## Exercise goal:
Print each entry verbatim.

========================================

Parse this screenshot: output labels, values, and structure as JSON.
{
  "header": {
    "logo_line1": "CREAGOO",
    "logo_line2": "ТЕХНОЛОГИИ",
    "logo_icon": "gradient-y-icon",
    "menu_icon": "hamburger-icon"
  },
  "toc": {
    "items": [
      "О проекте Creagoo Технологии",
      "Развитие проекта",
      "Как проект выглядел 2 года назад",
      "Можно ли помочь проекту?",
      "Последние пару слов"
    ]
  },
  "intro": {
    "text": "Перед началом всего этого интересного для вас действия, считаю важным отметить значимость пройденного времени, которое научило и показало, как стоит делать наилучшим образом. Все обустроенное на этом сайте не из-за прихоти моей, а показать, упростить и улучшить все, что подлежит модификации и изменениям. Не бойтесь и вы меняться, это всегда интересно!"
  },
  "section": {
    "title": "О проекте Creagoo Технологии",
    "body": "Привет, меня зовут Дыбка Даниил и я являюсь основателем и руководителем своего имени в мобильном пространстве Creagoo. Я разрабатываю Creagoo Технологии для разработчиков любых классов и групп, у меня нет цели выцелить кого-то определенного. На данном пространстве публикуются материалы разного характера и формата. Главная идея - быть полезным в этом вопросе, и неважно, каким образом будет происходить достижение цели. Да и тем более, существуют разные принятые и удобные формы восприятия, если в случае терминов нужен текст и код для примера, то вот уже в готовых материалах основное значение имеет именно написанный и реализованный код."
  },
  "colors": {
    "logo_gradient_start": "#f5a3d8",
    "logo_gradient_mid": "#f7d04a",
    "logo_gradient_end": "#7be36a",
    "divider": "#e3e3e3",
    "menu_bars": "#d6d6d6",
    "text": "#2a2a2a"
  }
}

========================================

## Exercise response:
Parse this screenshot: output labels, values, and structure as JSON.
{
  "header": {
    "logo_line1": "CREAGOO",
    "logo_line2": "ТЕХНОЛОГИИ",
    "logo_icon": "gradient-y-icon",
    "menu_icon": "hamburger-icon"
  },
  "toc": {
    "items": [
      "О проекте Creagoo Технологии",
      "Развитие проекта",
      "Как проект выглядел 2 года назад",
      "Можно ли помочь проекту?",
      "Последние пару слов"
    ]
  },
  "intro": {
    "text": "Перед началом всего этого интересного для вас действия, считаю важным отметить значимость пройденного времени, которое научило и показало, как стоит делать наилучшим образом. Все обустроенное на этом сайте не из-за прихоти моей, а показать, упростить и улучшить все, что подлежит модификации и изменениям. Не бойтесь и вы меняться, это всегда интересно!"
  },
  "section": {
    "title": "О проекте Creagoo Технологии",
    "body": "Привет, меня зовут Дыбка Даниил и я являюсь основателем и руководителем своего имени в мобильном пространстве Creagoo. Я разрабатываю Creagoo Технологии для разработчиков любых классов и групп, у меня нет цели выцелить кого-то определенного. На данном пространстве публикуются материалы разного характера и формата. Главная идея - быть полезным в этом вопросе, и неважно, каким образом будет происходить достижение цели. Да и тем более, существуют разные принятые и удобные формы восприятия, если в случае терминов нужен текст и код для примера, то вот уже в готовых материалах основное значение имеет именно написанный и реализованный код."
  },
  "colors": {
    "logo_gradient_start": "#f5a3d8",
    "logo_gradient_mid": "#f7d04a",
    "logo_gradient_end": "#7be36a",
    "divider": "#e3e3e3",
    "menu_bars": "#d6d6d6",
    "text": "#2a2a2a"
  }
}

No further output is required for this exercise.